Antibiotics and Their Biosynthetic Intermediates: Inter-Cellular Chemical Messengers Mediating Genome-Wide Transcriptional Effects in Soil
Horticultural Crops Research
2012 Annual Report
1a.Objectives (from AD-416):
1. Determine the influence of phloroglucinol and other metabolites of Pf-5 on the transcriptome and antibiotic-production profiles of the bacterium
2. Evaluate the role of phloroglucinol in cell-to-cell communication between strains of P. fluorescens.
1b.Approach (from AD-416):
Global patterns of gene expression by P. fluorescens will be assessed using RNA-Seq, and statistical methods employed to identify genes whose expression is altered by exogenous sources of phloroglucinol or other metabolites. Metabolic profiles will be generated by HPLC analysis of extracts from cultures of P. fluorescens.

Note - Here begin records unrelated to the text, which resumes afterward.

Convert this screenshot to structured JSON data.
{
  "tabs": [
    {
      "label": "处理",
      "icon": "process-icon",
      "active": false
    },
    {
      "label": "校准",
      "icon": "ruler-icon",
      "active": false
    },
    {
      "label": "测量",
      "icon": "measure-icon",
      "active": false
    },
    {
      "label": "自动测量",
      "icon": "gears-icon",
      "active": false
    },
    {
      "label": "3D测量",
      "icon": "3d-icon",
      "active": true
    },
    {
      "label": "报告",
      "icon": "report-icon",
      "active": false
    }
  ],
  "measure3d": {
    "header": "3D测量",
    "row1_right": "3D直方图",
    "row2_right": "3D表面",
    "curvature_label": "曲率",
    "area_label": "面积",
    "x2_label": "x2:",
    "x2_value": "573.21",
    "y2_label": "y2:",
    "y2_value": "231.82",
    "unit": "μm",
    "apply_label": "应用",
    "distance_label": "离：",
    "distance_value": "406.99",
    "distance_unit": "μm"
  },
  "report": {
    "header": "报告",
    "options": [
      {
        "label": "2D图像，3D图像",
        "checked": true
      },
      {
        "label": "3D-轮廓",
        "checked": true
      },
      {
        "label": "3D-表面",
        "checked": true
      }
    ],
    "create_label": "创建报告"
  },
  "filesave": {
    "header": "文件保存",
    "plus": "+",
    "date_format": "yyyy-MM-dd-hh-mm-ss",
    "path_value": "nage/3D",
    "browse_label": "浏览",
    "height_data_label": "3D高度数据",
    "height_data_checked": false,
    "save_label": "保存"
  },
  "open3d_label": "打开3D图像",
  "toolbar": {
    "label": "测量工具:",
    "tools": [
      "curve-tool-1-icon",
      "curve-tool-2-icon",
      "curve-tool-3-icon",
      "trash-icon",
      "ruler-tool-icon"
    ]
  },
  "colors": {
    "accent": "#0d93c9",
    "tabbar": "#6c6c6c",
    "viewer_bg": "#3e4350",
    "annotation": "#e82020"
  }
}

Biological control offers an attractive complement to existing practices for management of plant disease and therefore can contribute to the productivity and sustainability of U.S. agriculture in the future. Unfortunately, its widespread use in agriculture is impeded by unexplained variations in the efficacy of biocontrol organisms. One source of this variation is in the inconsistent expression of biocontrol traits by antagonists inhabiting soil or plant surfaces where they suppress target plant pathogens. The goal of this project is to identify factors controlling antibiotic production, a predominant trait contributing to biological control, in the soil bacterium Pseudomonas fluorescens Pf-5. Strain Pf-5 suppresses plant diseases caused by certain soilborne pathogens and produces a spectrum of secondary metabolites, including antibiotics toxic to plant pathogenic bacteria, oomycetes, and fungi. Two of the antibiotics that contribute to biological control are 2,4-diacetylphloroglucinol (DAPG) and pyoluteorin. Phloroglucinol, an intermediate in DAPG biosynthesis, is known to influence the production of pyoluteorin by Pf-5 and other strains of Pseudomonas. In this study, we are exploring the potential role of phloroglucinol as a signal having broad effects on the transcriptome of Pf-5. During the past year, we oversaw the sequencing of mRNA that was isolated by ARS cooperators from cultures of Pf-5 and derivative strains that were amended with phloroglucinol. We also consulted with ARS on methods for direct RNA sequencing (RNAseq). One RNAseq experiment has been completed to date. We analyzed the data from this experiment and provided ARS cooperators with a list of genes that were significantly regulated by phloroglucinol in Pf-5 and a mutant (phlD) deficient in phloroglucinol production. We provided data as to the fold change differences between treatments for all significantly regulated genes. We also entered the data into a genome browser (G-Browse) to enable ARS cooperators to view the data in a graphic format. The results of the first RNAseq experiment were promising, indicating that the methods for sequencing and sequence analysis were appropriate and are providing high quality data. We worked with ARS cooperators to design a second experiment that will more fully test the hypothesis that phloroglucinol is a signaling molecule in P. fluorescens. We are currently awaiting the samples for the second RNAseq experiment. This project builds upon a body of work establishing that the expression of specific biocontrol traits by P. fluorescens is influenced by compounds produced by its co-inhabitants in the rhizosphere. The proposed research will extend this concept by evaluating the effect of antibiotics on the genome-wide expression profiles of Pf-5 in culture and on seed surfaces. This research was conducted in support of objective 2A: Fundamental Pathogen Biology.